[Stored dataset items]
※
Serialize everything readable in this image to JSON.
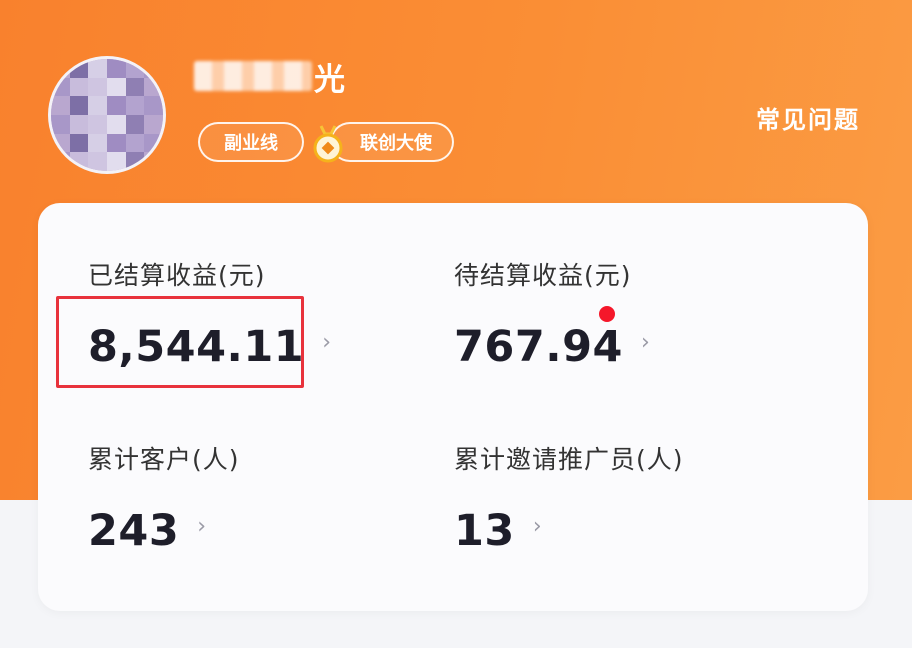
{
  "profile": {
    "username_visible_tail": "光",
    "avatar_blurred": true
  },
  "tags": {
    "tag_1": "副业线",
    "tag_2": "联创大使"
  },
  "header": {
    "faq_label": "常见问题"
  },
  "stats": {
    "settled_income": {
      "label": "已结算收益(元)",
      "value": "8,544.11"
    },
    "pending_income": {
      "label": "待结算收益(元)",
      "value": "767.94"
    },
    "total_customers": {
      "label": "累计客户(人)",
      "value": "243"
    },
    "total_promoters": {
      "label": "累计邀请推广员(人)",
      "value": "13"
    },
    "chevron": "›"
  },
  "colors": {
    "header_gradient_start": "#f9812d",
    "header_gradient_end": "#fb9c44",
    "highlight_red": "#e8323c",
    "notification_dot": "#f5172a"
  },
  "icons": {
    "medal": "medal-icon",
    "chevron": "chevron-right-icon"
  }
}
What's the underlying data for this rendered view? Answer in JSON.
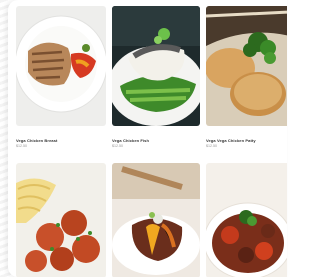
{
  "menu": {
    "items": [
      {
        "name": "Vega Chicken Breast",
        "price": "$12.50",
        "image_icon": "grilled-chicken-plate-photo"
      },
      {
        "name": "Vega Chicken Fish",
        "price": "$12.50",
        "image_icon": "fish-fillet-greens-photo"
      },
      {
        "name": "Vega Vega Chicken Patty",
        "price": "$12.50",
        "image_icon": "patty-with-salad-photo"
      },
      {
        "name": "",
        "price": "",
        "image_icon": "pasta-meatballs-photo"
      },
      {
        "name": "",
        "price": "",
        "image_icon": "braised-meat-plate-photo"
      },
      {
        "name": "",
        "price": "",
        "image_icon": "stew-bowl-photo"
      }
    ]
  }
}
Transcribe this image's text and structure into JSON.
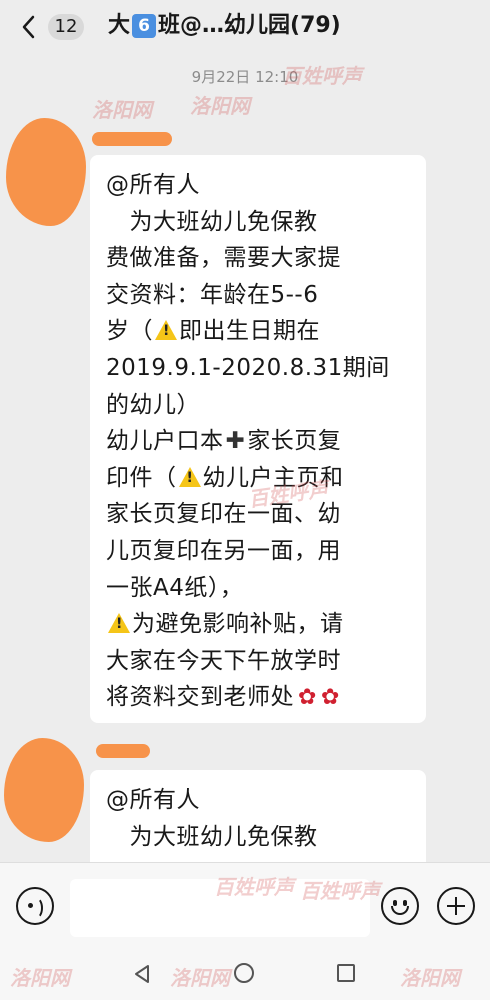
{
  "header": {
    "unread_count": "12",
    "title_prefix": "大",
    "title_digit": "6",
    "title_suffix": "班@…幼儿园(79)"
  },
  "timestamp": "9月22日 12:10",
  "messages": [
    {
      "lines": [
        "@所有人",
        "　为大班幼儿免保教",
        "费做准备，需要大家提",
        "交资料：年龄在5--6",
        [
          "岁（",
          "warn",
          "即出生日期在"
        ],
        "2019.9.1-2020.8.31期间",
        "的幼儿）",
        [
          "幼儿户口本",
          "plus",
          "家长页复"
        ],
        [
          "印件（",
          "warn",
          "幼儿户主页和"
        ],
        "家长页复印在一面、幼",
        "儿页复印在另一面，用",
        "一张A4纸），",
        [
          "",
          "warn",
          "为避免影响补贴，请"
        ],
        "大家在今天下午放学时",
        [
          "将资料交到老师处",
          "rose",
          "rose"
        ]
      ]
    },
    {
      "lines": [
        "@所有人",
        "　为大班幼儿免保教"
      ]
    }
  ],
  "watermarks": [
    "洛阳网",
    "百姓呼声"
  ],
  "input": {
    "placeholder": ""
  },
  "icons": {
    "back": "chevron-left-icon",
    "voice": "voice-icon",
    "emoji": "emoji-icon",
    "more": "plus-circle-icon",
    "warning": "warning-icon",
    "heavy_plus": "plus-icon",
    "rose": "rose-icon"
  },
  "colors": {
    "background": "#ededed",
    "bubble": "#ffffff",
    "avatar_redaction": "#f7934a",
    "watermark": "#d25050"
  }
}
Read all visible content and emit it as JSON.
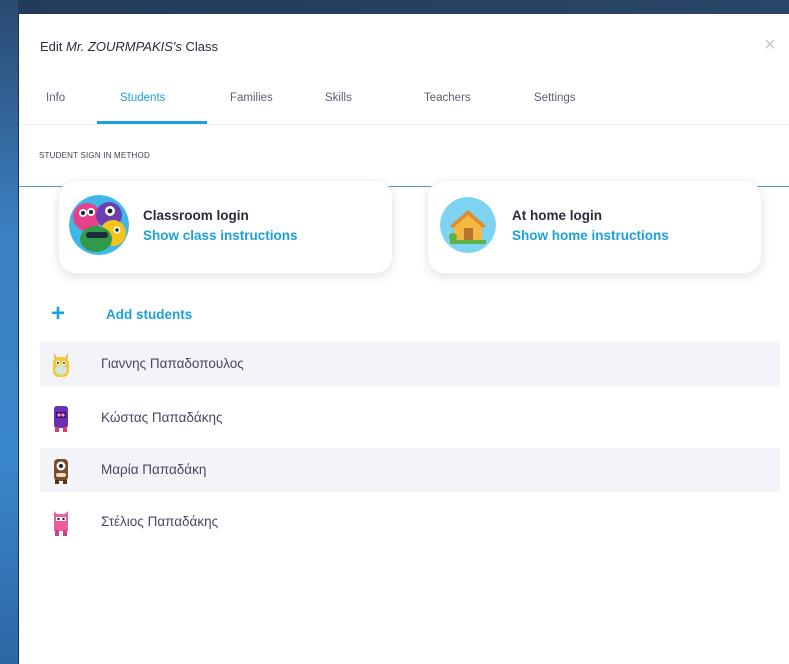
{
  "modal": {
    "title_prefix": "Edit ",
    "title_name": "Mr. ZOURMPAKIS's",
    "title_suffix": " Class",
    "close_icon": "close-icon"
  },
  "tabs": [
    {
      "label": "Info",
      "active": false
    },
    {
      "label": "Students",
      "active": true
    },
    {
      "label": "Families",
      "active": false
    },
    {
      "label": "Skills",
      "active": false
    },
    {
      "label": "Teachers",
      "active": false
    },
    {
      "label": "Settings",
      "active": false
    }
  ],
  "sign_in": {
    "section_label": "STUDENT SIGN IN METHOD",
    "classroom": {
      "title": "Classroom login",
      "link": "Show class instructions",
      "icon": "monsters-icon"
    },
    "home": {
      "title": "At home login",
      "link": "Show home instructions",
      "icon": "house-icon"
    }
  },
  "add_students": {
    "label": "Add students",
    "icon": "plus-icon"
  },
  "students": [
    {
      "name": "Γιαννης Παπαδοπουλος",
      "avatar": "yellow-monster-icon"
    },
    {
      "name": "Κώστας Παπαδάκης",
      "avatar": "purple-monster-icon"
    },
    {
      "name": "Μαρία Παπαδάκη",
      "avatar": "brown-cyclops-monster-icon"
    },
    {
      "name": "Στέλιος Παπαδάκης",
      "avatar": "pink-monster-icon"
    }
  ],
  "colors": {
    "accent": "#1ca1dc",
    "text": "#2b2b3c",
    "row_shade": "#f3f4fa"
  }
}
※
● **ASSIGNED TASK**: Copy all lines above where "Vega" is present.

● **ANSWER BOX**:
        "name": "Vega Chicken Breast",
        "name": "Vega Chicken Fish",
        "name": "Vega Vega Chicken Patty",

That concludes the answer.